### REQUIRED WORK
Among the lines below, which ones contain the word "close"? Copy every such line.

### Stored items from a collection
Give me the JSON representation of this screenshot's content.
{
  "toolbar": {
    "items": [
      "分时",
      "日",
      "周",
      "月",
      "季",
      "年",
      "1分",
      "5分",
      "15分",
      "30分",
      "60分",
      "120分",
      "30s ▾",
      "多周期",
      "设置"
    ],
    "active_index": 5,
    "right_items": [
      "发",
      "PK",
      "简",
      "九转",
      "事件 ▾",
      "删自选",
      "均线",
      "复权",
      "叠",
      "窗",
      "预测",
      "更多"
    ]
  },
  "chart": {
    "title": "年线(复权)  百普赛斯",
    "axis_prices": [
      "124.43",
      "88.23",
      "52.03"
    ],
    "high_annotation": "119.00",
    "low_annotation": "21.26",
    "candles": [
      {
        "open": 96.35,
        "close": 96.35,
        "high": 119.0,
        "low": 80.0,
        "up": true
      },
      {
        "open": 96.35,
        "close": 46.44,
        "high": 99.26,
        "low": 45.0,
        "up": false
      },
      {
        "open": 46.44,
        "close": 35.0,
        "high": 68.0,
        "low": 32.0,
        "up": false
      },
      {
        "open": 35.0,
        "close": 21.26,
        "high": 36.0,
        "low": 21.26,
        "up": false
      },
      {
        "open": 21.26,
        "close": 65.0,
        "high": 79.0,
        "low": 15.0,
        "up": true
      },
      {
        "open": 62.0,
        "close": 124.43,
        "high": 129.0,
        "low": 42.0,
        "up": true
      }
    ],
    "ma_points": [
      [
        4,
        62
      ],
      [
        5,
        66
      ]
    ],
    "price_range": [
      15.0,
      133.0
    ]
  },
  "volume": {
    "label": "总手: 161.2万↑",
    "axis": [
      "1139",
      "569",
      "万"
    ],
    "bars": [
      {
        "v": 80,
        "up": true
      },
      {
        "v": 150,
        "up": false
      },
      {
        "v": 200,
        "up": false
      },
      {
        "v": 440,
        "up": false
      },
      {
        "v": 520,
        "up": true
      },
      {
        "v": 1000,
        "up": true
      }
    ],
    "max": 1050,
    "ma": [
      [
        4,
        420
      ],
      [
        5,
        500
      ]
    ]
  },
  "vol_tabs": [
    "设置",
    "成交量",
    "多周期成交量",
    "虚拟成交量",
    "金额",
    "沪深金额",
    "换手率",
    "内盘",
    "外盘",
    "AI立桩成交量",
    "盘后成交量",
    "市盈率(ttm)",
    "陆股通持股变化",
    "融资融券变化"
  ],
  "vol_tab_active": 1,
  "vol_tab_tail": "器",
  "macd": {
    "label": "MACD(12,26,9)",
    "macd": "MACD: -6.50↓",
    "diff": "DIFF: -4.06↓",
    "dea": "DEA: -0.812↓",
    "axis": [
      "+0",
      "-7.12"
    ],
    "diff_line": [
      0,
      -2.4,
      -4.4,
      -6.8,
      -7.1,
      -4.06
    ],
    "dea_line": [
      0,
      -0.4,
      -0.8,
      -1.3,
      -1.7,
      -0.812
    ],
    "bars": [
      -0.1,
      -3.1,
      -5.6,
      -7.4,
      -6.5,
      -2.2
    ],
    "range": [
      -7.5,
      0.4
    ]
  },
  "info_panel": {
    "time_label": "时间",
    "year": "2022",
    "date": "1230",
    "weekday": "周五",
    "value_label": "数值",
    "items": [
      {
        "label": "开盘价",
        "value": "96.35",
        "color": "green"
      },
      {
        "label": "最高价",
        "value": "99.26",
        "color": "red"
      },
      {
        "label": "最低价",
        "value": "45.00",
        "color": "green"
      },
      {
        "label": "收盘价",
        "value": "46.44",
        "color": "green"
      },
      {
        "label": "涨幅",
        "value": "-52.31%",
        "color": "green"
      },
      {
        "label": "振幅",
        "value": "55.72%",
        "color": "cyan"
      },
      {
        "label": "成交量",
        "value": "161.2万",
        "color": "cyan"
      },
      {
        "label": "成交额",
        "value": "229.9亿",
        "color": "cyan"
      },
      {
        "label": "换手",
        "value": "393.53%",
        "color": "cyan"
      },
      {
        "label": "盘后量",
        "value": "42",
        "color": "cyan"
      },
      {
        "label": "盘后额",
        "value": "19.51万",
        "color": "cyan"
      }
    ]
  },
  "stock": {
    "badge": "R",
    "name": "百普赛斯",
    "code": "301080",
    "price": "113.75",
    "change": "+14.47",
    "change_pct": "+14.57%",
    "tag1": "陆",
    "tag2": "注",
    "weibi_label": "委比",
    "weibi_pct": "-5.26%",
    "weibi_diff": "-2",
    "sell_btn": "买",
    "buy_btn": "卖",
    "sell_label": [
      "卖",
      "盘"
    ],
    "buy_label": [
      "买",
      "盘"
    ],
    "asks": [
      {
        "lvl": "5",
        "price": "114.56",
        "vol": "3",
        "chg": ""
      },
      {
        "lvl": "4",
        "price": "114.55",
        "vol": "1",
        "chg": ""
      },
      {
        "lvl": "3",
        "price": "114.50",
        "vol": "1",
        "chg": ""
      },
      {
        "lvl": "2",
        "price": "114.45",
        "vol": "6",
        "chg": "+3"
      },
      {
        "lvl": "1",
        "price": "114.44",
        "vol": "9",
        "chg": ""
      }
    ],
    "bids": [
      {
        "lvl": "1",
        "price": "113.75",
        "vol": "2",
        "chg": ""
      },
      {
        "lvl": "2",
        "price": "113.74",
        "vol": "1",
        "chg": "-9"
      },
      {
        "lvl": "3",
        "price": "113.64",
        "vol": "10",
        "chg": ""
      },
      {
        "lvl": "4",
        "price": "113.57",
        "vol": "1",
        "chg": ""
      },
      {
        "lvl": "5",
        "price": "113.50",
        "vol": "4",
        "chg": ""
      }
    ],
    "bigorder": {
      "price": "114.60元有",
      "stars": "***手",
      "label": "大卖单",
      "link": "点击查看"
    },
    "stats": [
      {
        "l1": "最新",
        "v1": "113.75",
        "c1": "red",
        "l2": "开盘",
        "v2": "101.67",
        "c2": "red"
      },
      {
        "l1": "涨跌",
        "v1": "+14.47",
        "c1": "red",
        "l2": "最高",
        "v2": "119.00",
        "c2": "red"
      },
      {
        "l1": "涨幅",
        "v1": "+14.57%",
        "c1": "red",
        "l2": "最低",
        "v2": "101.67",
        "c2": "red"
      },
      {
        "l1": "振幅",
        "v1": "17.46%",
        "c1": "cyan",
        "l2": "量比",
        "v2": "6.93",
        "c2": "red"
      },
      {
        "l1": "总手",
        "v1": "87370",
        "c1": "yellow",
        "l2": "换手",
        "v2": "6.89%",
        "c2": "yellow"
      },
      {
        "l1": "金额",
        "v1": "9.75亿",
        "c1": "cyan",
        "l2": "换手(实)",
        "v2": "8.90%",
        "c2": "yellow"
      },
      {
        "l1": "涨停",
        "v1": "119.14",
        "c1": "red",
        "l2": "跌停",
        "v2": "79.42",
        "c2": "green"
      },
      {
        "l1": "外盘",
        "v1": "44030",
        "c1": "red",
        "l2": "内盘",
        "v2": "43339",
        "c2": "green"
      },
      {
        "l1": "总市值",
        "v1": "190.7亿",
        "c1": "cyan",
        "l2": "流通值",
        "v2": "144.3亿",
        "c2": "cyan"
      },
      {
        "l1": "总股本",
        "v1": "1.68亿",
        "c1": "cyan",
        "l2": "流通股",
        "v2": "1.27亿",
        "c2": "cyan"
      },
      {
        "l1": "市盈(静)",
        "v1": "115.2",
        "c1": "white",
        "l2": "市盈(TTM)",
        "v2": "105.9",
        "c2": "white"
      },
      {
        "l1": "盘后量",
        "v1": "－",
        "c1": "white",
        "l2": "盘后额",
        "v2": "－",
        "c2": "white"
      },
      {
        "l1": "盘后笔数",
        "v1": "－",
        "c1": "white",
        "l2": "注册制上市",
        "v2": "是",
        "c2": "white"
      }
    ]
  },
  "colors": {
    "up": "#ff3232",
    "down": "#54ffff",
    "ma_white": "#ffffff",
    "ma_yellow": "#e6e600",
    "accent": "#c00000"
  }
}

### YOUR SOLUTION
        "close": 96.35,
        "close": 46.44,
        "close": 35.0,
        "close": 21.26,
        "close": 65.0,
        "close": 124.43,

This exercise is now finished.